I handed the book Made to Stick around the table at a meeting to show off its orange dust cover. The strip of duct tape on the cover may have grabbed your eye if you saw the book at Borders, Barnes and Noble, or your local independent. As I passed it around, every single handler tried to find a loose corner to peel the shiny, slightly bumpy duct tape off the cover. It was impossible. Because the cover is the work of a master design and print team: The gray color perfectly matches real tape, the texture shines just right, and the tape part of paper is raised from the rest of the paper cover so it looks and feels like real. The cover catches your attention. The theme of Dan and Chip Heath’s book holds your attention: In leadership we’re always trying to move people, but we can almost always do a better job of crafting messages that stick like duct tape.
So often, ideas stick like masking taped flip chart pages falling from the wall – if they hold that well. The reason is our perceptions are over-stimulated and our memories are totally over-loaded. Can I ask you for a minute this morning to consider the “audience” that you are most trying to engage and influence as you lead? Perhaps it’s moving your manager. Perhaps your team. Perhaps your teenager, or aging parent. Maybe you are trying to move your neighbors or school students. Well, do you have a “sticky message” in play? If you do, they’ll get it. They’ll have it; it’ll hold to their imagination and intention, like duct tape holds to a nice dry wall.
The Heaths offer marvelous examples of messages that have stuck – from getting “Bubba’s” in Texas to stop littering, to inducing teenagers to quit smoking, to getting McDonald’s customers to ask, “Where’s the beef?” They have me thinking differently about a sticky message for my next book, about ways to get our kids to value a clean room, and about how Jennifer can speak in a stickier way about adjusting to our new economy.

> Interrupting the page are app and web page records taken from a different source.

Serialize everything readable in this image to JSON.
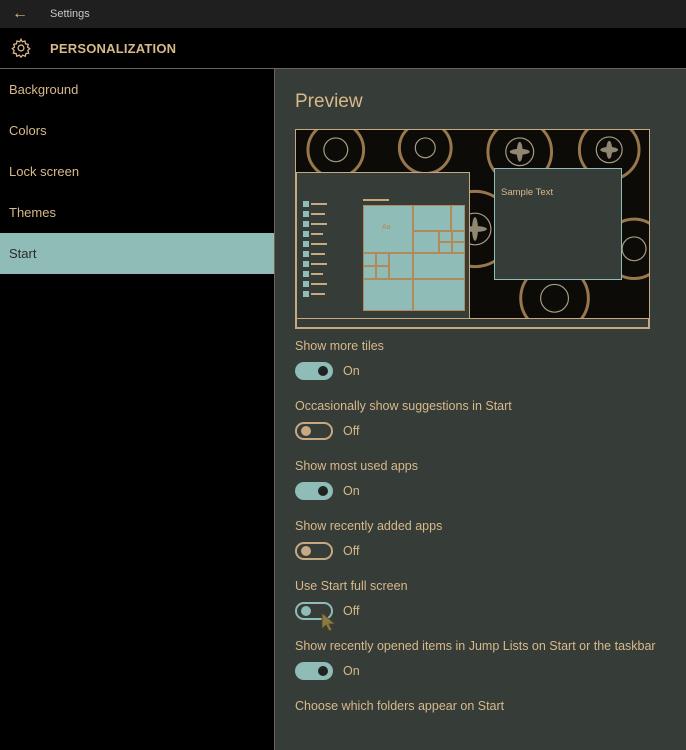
{
  "window": {
    "title": "Settings",
    "back_icon": "arrow-left-icon"
  },
  "header": {
    "title": "PERSONALIZATION",
    "icon": "gear-icon"
  },
  "sidebar": {
    "items": [
      {
        "label": "Background"
      },
      {
        "label": "Colors"
      },
      {
        "label": "Lock screen"
      },
      {
        "label": "Themes"
      },
      {
        "label": "Start"
      }
    ],
    "active_index": 4
  },
  "main": {
    "preview_title": "Preview",
    "preview": {
      "sample_text": "Sample Text",
      "tile_label": "Aa"
    },
    "settings": [
      {
        "label": "Show more tiles",
        "state": "On"
      },
      {
        "label": "Occasionally show suggestions in Start",
        "state": "Off"
      },
      {
        "label": "Show most used apps",
        "state": "On"
      },
      {
        "label": "Show recently added apps",
        "state": "Off"
      },
      {
        "label": "Use Start full screen",
        "state": "Off"
      },
      {
        "label": "Show recently opened items in Jump Lists on Start or the taskbar",
        "state": "On"
      }
    ],
    "folders_link": "Choose which folders appear on Start"
  },
  "colors": {
    "accent": "#8fbcb6",
    "text": "#d8b98a",
    "panel": "#363c38",
    "background": "#000000"
  }
}
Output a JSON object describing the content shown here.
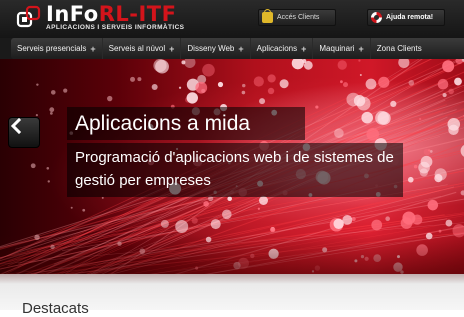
{
  "header": {
    "logo": {
      "title_part1": "InFo",
      "title_part2": "RL-ITF",
      "subtitle": "APLICACIONS I SERVEIS INFORMÀTICS"
    },
    "clients_button": {
      "label": "Accés Clients",
      "icon": "lock-icon"
    },
    "remote_button": {
      "label": "Ajuda remota!",
      "icon": "lifebuoy-icon"
    }
  },
  "nav": {
    "items": [
      {
        "label": "Serveis presencials",
        "submenu": "+"
      },
      {
        "label": "Serveis al núvol",
        "submenu": "+"
      },
      {
        "label": "Disseny Web",
        "submenu": "+"
      },
      {
        "label": "Aplicacions",
        "submenu": "+"
      },
      {
        "label": "Maquinari",
        "submenu": "+"
      },
      {
        "label": "Zona Clients",
        "submenu": ""
      }
    ]
  },
  "hero": {
    "title": "Aplicacions a mida",
    "description": "Programació d'aplicacions web i de sistemes de gestió per empreses",
    "prev_icon": "chevron-left-icon"
  },
  "section": {
    "title": "Destacats"
  },
  "colors": {
    "brand_red": "#d3141b",
    "dark": "#1d1d1d"
  }
}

I’ve played in this email with a couple of their key points. Be concrete. Be a little unexpected. Tell a story. I had the pleasure of interviewing Chip Heath on my show last week; listen here for the 40-minute interview on iTunes. Pick up Made to Stick or read Dan and Chip’s column monthly in Fast Company. Get sticky with your message(s) to
Lead with your best self!